Ambiguous genitalia is a rare condition in which an infant’s external genitals don’t appear to be clearly either male or female. In a baby with ambiguous genitalia, the genitals may be incompletely developed or the baby may have characteristics of both sexes. The external sex organs may not match the internal sex organs or genetic sex.
Ambiguous genitalia isn’t a disease, it’s a disorder of sex development. Usually, ambiguous genitalia is obvious at or shortly after birth, and it can be very distressing for families. Our medical team will look for the cause of ambiguous genitalia and provide information and counseling that can help guide decisions about your baby’s gender and any necessary treatment.
Our medical team will likely be the first to recognize ambiguous genitalia soon after your baby is born. Occasionally, ambiguous genitalia may be suspected before birth (prenatally). Characteristics can vary in severity, depending on when during genital development the problem occurred and the cause of the disorder.
Babies who are genetically female (with two X chromosomes) may have:
- An enlarged clitoris, which may resemble a penis
- Closed labia, or labia that include folds and resemble a scrotum
- Lumps that feel like testes in the fused labia
Babies who are genetically male (with one X and one Y chromosome) may have:
- A condition in which the narrow tube that carries urine and semen (urethra) doesn’t fully extend to the tip of the penis (hypospadias)
- An abnormally small penis with the urethral opening closer to the scrotum
- The absence of one or both testicles in what appears to be the scrotum
- Undescended testicles and an empty scrotum that has the appearance of a labia with or without a micro penis

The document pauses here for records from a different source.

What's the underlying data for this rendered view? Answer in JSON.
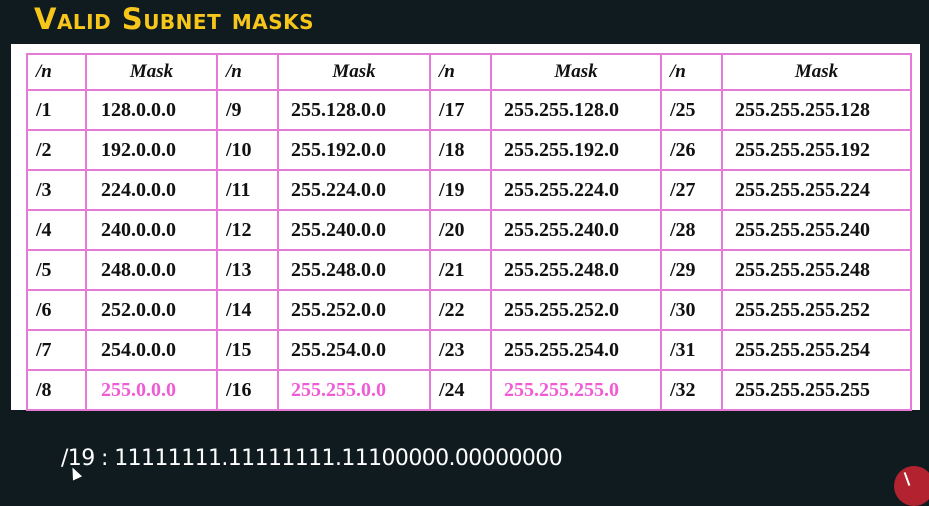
{
  "title": "Valid Subnet masks",
  "table": {
    "headers": [
      "/n",
      "Mask",
      "/n",
      "Mask",
      "/n",
      "Mask",
      "/n",
      "Mask"
    ],
    "rows": [
      [
        {
          "n": "/1",
          "mask": "128.0.0.0"
        },
        {
          "n": "/9",
          "mask": "255.128.0.0"
        },
        {
          "n": "/17",
          "mask": "255.255.128.0"
        },
        {
          "n": "/25",
          "mask": "255.255.255.128"
        }
      ],
      [
        {
          "n": "/2",
          "mask": "192.0.0.0"
        },
        {
          "n": "/10",
          "mask": "255.192.0.0"
        },
        {
          "n": "/18",
          "mask": "255.255.192.0"
        },
        {
          "n": "/26",
          "mask": "255.255.255.192"
        }
      ],
      [
        {
          "n": "/3",
          "mask": "224.0.0.0"
        },
        {
          "n": "/11",
          "mask": "255.224.0.0"
        },
        {
          "n": "/19",
          "mask": "255.255.224.0"
        },
        {
          "n": "/27",
          "mask": "255.255.255.224"
        }
      ],
      [
        {
          "n": "/4",
          "mask": "240.0.0.0"
        },
        {
          "n": "/12",
          "mask": "255.240.0.0"
        },
        {
          "n": "/20",
          "mask": "255.255.240.0"
        },
        {
          "n": "/28",
          "mask": "255.255.255.240"
        }
      ],
      [
        {
          "n": "/5",
          "mask": "248.0.0.0"
        },
        {
          "n": "/13",
          "mask": "255.248.0.0"
        },
        {
          "n": "/21",
          "mask": "255.255.248.0"
        },
        {
          "n": "/29",
          "mask": "255.255.255.248"
        }
      ],
      [
        {
          "n": "/6",
          "mask": "252.0.0.0"
        },
        {
          "n": "/14",
          "mask": "255.252.0.0"
        },
        {
          "n": "/22",
          "mask": "255.255.252.0"
        },
        {
          "n": "/30",
          "mask": "255.255.255.252"
        }
      ],
      [
        {
          "n": "/7",
          "mask": "254.0.0.0"
        },
        {
          "n": "/15",
          "mask": "255.254.0.0"
        },
        {
          "n": "/23",
          "mask": "255.255.254.0"
        },
        {
          "n": "/31",
          "mask": "255.255.255.254"
        }
      ],
      [
        {
          "n": "/8",
          "mask": "255.0.0.0",
          "highlight": true
        },
        {
          "n": "/16",
          "mask": "255.255.0.0",
          "highlight": true
        },
        {
          "n": "/24",
          "mask": "255.255.255.0",
          "highlight": true
        },
        {
          "n": "/32",
          "mask": "255.255.255.255"
        }
      ]
    ]
  },
  "binary_line": "/19 : 11111111.11111111.11100000.00000000",
  "colors": {
    "background": "#0f1b1f",
    "title": "#f6c61a",
    "table_border": "#e57ad7",
    "highlight": "#ef5cd6"
  },
  "icons": [
    "cursor-icon",
    "corner-badge"
  ]
}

Family history may play a role in the development of ambiguous genitalia, because many disorders of sex development result from genetic abnormalities that can be inherited. Possible risk factors for ambiguous genitalia include a family history of:
- Unexplained deaths in early infancy

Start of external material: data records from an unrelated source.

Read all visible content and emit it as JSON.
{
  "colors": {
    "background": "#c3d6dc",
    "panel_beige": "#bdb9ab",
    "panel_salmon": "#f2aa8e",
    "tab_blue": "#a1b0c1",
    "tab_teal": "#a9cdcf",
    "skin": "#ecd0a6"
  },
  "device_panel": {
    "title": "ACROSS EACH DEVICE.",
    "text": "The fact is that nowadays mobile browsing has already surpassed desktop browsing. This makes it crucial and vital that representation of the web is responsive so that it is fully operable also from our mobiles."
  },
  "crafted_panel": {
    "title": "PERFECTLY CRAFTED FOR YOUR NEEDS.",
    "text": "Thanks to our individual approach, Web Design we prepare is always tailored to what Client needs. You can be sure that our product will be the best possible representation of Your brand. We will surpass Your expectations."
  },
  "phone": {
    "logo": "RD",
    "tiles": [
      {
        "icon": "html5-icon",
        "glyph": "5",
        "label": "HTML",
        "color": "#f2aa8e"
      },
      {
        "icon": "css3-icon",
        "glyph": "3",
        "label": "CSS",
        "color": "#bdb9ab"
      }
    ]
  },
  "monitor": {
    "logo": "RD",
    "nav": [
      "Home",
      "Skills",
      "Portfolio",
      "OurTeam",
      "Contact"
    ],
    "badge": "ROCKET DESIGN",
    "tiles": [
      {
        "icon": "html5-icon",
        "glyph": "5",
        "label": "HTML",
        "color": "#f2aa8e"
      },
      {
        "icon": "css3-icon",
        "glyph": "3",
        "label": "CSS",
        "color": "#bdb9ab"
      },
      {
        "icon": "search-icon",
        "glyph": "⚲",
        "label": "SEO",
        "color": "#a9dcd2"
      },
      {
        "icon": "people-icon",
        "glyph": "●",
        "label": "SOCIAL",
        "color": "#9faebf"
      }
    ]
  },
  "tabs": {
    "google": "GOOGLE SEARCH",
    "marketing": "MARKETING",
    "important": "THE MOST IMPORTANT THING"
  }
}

- Infertility, absent menstrual periods or excess facial hair in females
- Genital abnormalities
- Abnormal physical development during puberty

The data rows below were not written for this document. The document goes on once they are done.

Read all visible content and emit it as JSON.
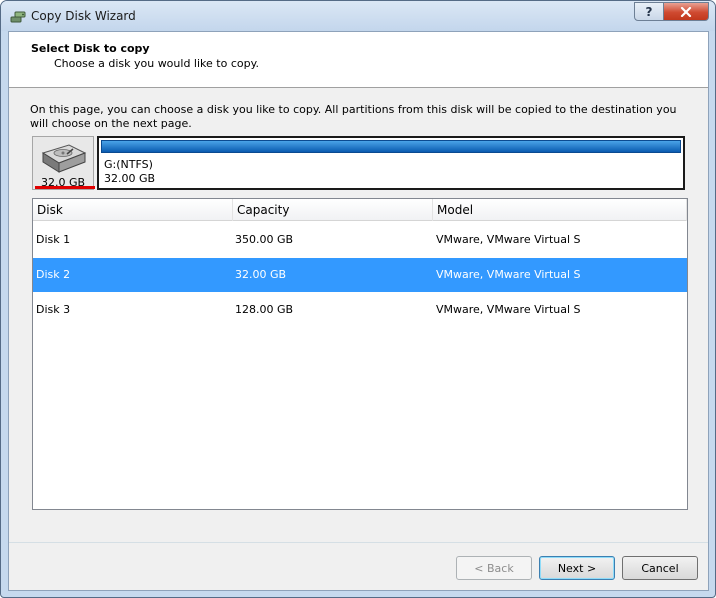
{
  "window": {
    "title": "Copy Disk Wizard",
    "help_label": "?"
  },
  "header": {
    "title": "Select Disk to copy",
    "subtitle": "Choose a disk you would like to copy."
  },
  "info": "On this page, you can choose a disk you like to copy. All partitions from this disk will be copied to the destination you will choose on the next page.",
  "disk_map": {
    "disk_size": "32.0 GB",
    "partition_name": "G:(NTFS)",
    "partition_size": "32.00 GB"
  },
  "table": {
    "columns": [
      "Disk",
      "Capacity",
      "Model"
    ],
    "rows": [
      {
        "disk": "Disk 1",
        "capacity": "350.00 GB",
        "model": "VMware, VMware Virtual S",
        "selected": false
      },
      {
        "disk": "Disk 2",
        "capacity": "32.00 GB",
        "model": "VMware, VMware Virtual S",
        "selected": true
      },
      {
        "disk": "Disk 3",
        "capacity": "128.00 GB",
        "model": "VMware, VMware Virtual S",
        "selected": false
      }
    ]
  },
  "buttons": {
    "back": "< Back",
    "next": "Next >",
    "cancel": "Cancel"
  },
  "icons": {
    "app": "disk-copy-icon",
    "close": "close-icon",
    "help": "help-icon",
    "disk": "hard-disk-icon"
  },
  "colors": {
    "selection": "#3399ff",
    "partition_bar": "#0a5bb0",
    "disk_marker": "#e00000"
  }
}
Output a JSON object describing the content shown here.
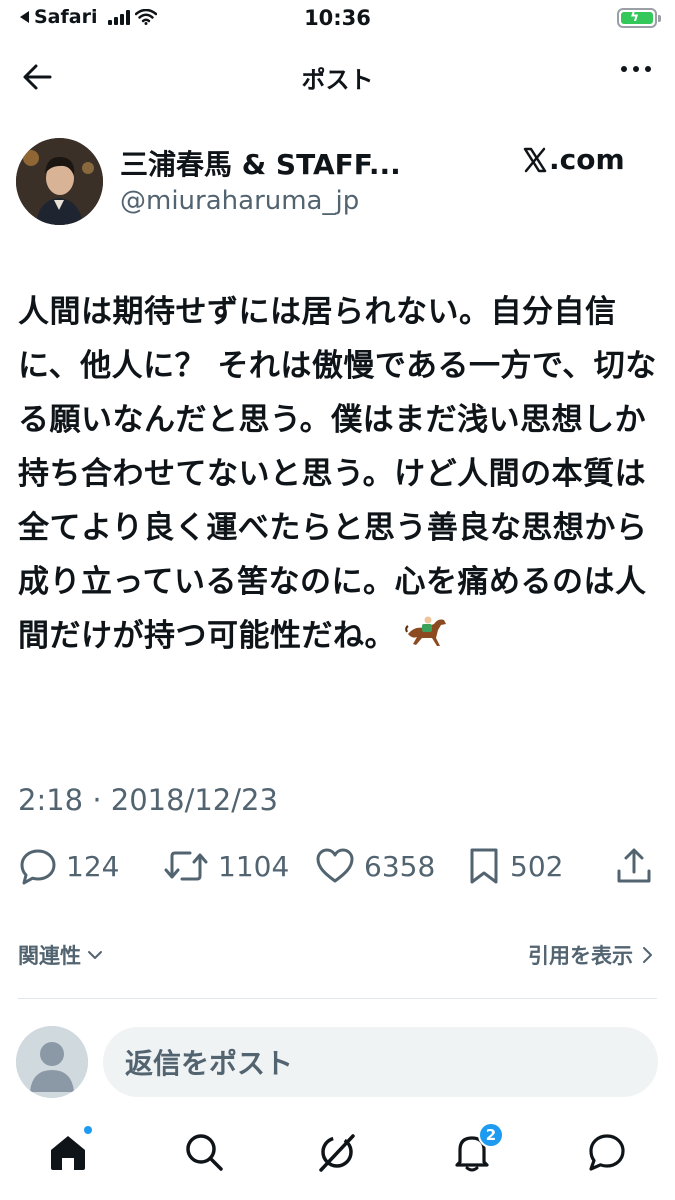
{
  "status_bar": {
    "back_app": "Safari",
    "time": "10:36"
  },
  "header": {
    "title": "ポスト"
  },
  "author": {
    "name": "三浦春馬 & STAFF...",
    "handle": "@miuraharuma_jp",
    "source": ".com"
  },
  "tweet": {
    "text": "人間は期待せずには居られない。自分自信に、他人に？ それは傲慢である一方で、切なる願いなんだと思う。僕はまだ浅い思想しか持ち合わせてないと思う。けど人間の本質は全てより良く運べたらと思う善良な思想から成り立っている筈なのに。心を痛めるのは人間だけが持つ可能性だね。",
    "emoji_icon": "horse-racing-icon",
    "timestamp": "2:18 · 2018/12/23"
  },
  "actions": {
    "replies": "124",
    "reposts": "1104",
    "likes": "6358",
    "bookmarks": "502"
  },
  "relevance": {
    "sort_label": "関連性",
    "quotes_label": "引用を表示"
  },
  "reply": {
    "placeholder": "返信をポスト"
  },
  "tabbar": {
    "notifications_badge": "2"
  },
  "colors": {
    "text": "#0f1419",
    "secondary": "#536471",
    "accent": "#1d9bf0",
    "battery": "#34c759"
  }
}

- Congenital adrenal hyperplasia, a group of inherited genetic disorders that affect the adrenal glands